What is no touch deployment?
A no touch deployment application exists in a directory underneath IIS’ wwwroot, and is called via an URL and run in the context of the caller’s machine. The advantage of no touch deployment applications is that they do not have to be installed on every user’s PC; a single desktop client application can be deployed to a local intranet server for multiple users yet be easily maintained and updated like a web application. This is ideal in many ways as it allows a development team to deploy rich thick client functionality to the masses without requiring the burden of a large IT rollout project.
No touch deployment applications use the .NET framework’s configuration system differently than regular desktop applications. Since the application is served via IIS, IIS determines which configuration file to associate with the application. This is done by appending the “.config” extension to the end of the calling URL and sending that file back to the user’s machine. For example, if the user called the application with the URL http://intranetserver/myapp.exe, IIS would send the configuration file on this URL: http://intranetserver/myapp.exe.config.
This isn’t a problem as this configuration URL is a valid URL, but what happens if the no touch deployment application is called with arguments? For example, what if the user called the application with the URL http://intranetserver/myapp.exe?silent=true. Provided with this URL then IIS would construct the following URL for the configuration file: http://intranetserver/myapp.exe?silent=true.config.
If you don’t believe me create a no-touch deployment application that uses the System.Configuration namespace. It will fail. Then create a no-touch deployment application that will accept query string arguments and call a web service. Proceed to call it via the URL. It will also fail.
However, this can be easily resolved by creating a custom configuration handler and configuring it within IIS. The drawback is that part of this configuration involves allowing anonymous access to the no touch deployment application. In a secure IT environment, this is not allowed. The broadcast industry is one of those that is closely regulated by the government, and thus most broadcasting corporations have lots of IT security regulations enforced upon them.
So the problem really is, how do you override the default configuration system in the no-touch deployment application so you can call web services within it without allowing anonymous users access?
The solution is still relatively simple. Strip off the query string (?silent=true) from the URL and set the APP_LAUNCH_URL variable of the application’s current domain (AppDomain.CurrentDomain) to the trimmed URL. Then construct the configuration URL using this URL so it is now http://intranetserver/myapp.exe.config and set the APP_CONFIG_FILE variable of AppDomain.CurrentDomain to this value. This can be done using AppDomain.CurrentDomain.SetData(“APP_LAUNCH_URL”, newURL) etc…

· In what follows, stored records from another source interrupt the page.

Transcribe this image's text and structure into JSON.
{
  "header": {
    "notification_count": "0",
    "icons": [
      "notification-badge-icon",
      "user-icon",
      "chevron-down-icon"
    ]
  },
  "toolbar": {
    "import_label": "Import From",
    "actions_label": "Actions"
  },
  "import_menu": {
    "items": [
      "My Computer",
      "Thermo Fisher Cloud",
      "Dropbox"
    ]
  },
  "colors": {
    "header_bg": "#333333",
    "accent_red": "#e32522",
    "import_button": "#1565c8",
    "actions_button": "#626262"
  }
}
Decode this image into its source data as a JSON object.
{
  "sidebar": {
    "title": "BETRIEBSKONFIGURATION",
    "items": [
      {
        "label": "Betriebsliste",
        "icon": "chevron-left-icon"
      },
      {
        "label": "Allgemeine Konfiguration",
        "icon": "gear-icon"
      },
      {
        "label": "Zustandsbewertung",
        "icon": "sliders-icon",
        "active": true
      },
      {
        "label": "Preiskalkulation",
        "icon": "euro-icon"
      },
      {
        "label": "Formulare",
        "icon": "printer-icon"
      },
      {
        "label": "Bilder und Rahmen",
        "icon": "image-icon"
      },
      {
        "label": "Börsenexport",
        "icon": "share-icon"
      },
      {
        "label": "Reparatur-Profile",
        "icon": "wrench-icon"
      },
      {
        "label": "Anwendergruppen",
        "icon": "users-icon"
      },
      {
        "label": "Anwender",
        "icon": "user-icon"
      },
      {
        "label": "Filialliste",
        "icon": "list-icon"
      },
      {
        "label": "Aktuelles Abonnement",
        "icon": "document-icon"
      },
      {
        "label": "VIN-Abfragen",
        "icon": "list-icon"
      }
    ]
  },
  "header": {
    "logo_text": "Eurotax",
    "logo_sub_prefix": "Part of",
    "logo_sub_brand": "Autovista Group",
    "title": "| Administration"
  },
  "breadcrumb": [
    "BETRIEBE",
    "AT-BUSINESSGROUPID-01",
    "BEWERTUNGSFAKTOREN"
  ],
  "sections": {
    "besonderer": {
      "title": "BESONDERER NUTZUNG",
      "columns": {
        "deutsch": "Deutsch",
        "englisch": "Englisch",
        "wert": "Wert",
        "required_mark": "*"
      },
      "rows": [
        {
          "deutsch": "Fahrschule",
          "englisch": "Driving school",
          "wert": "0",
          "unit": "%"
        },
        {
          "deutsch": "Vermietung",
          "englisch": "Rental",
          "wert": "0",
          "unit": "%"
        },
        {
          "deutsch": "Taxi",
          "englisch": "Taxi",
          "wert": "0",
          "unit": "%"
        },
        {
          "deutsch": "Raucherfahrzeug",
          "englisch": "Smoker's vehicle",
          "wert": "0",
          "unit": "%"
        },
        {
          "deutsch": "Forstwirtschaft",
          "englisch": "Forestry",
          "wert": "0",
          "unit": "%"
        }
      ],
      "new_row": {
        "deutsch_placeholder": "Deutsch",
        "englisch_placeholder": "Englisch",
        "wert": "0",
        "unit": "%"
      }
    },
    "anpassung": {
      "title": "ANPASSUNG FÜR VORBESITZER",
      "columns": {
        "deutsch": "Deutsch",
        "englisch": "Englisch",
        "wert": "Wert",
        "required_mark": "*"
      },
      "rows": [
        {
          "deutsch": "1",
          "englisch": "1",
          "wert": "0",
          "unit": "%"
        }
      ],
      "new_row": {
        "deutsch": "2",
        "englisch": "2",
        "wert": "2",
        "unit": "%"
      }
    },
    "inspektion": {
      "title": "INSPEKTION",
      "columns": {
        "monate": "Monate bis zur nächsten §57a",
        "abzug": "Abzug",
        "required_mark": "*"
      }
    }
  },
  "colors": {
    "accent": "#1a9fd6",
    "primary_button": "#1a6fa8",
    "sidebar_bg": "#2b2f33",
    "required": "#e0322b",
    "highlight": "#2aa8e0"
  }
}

Broadcast No Touch Deployment Handler
This abstract class provides the basic functionality required to have a functioning no touch deployment application in a secure IT environment. The constructor will have the URL processing features required to avoid the configuration system problems a no-touch deployment application experiences in a secure IT environment, and there is an abstract method to implement that processes query string arguments.
Just create your own implementation of this abstract class in your application and implement the process query string method yourself. Then instantiate an instance of this class at the beginning of your application, preferably near the top of your Main() function in the Program.cs file.
When to use it:
In the broadcasting technology environment, there are strict controls on who can access what, as well as the number of executables that can exist in a production environment. In one particular case, to drive a process, a no touch deployment executable had to double as a thick client as well as a web service client called by a scheduled task. Since in both cases the application would be called via an URL, the way to distinguish when to start it as a thick client and when to start it as a silent web service client was via arguments sent via an URL query string. Since the IT environment did not support anonymous access, we could not build a custom configuration handler for IIS. At first we tried to disable calls to the .NET framework configuration system, but soon found out that the SoapHttpClientProtocol and WebRequest classes of the System.Net namespace all initialized the configuration system by default. After much experimentation, I found this approach to be the best.
I implemented an example on http://www.codeplex.com/tv/. Just run TestNTD2.exe from an URL (http://localhost/TestNTD2.exe?arg=silent) to see it work.
The requirements to make the example work are:
IIS 6.0 configured for Windows authentication.
.NET Framework 3.5.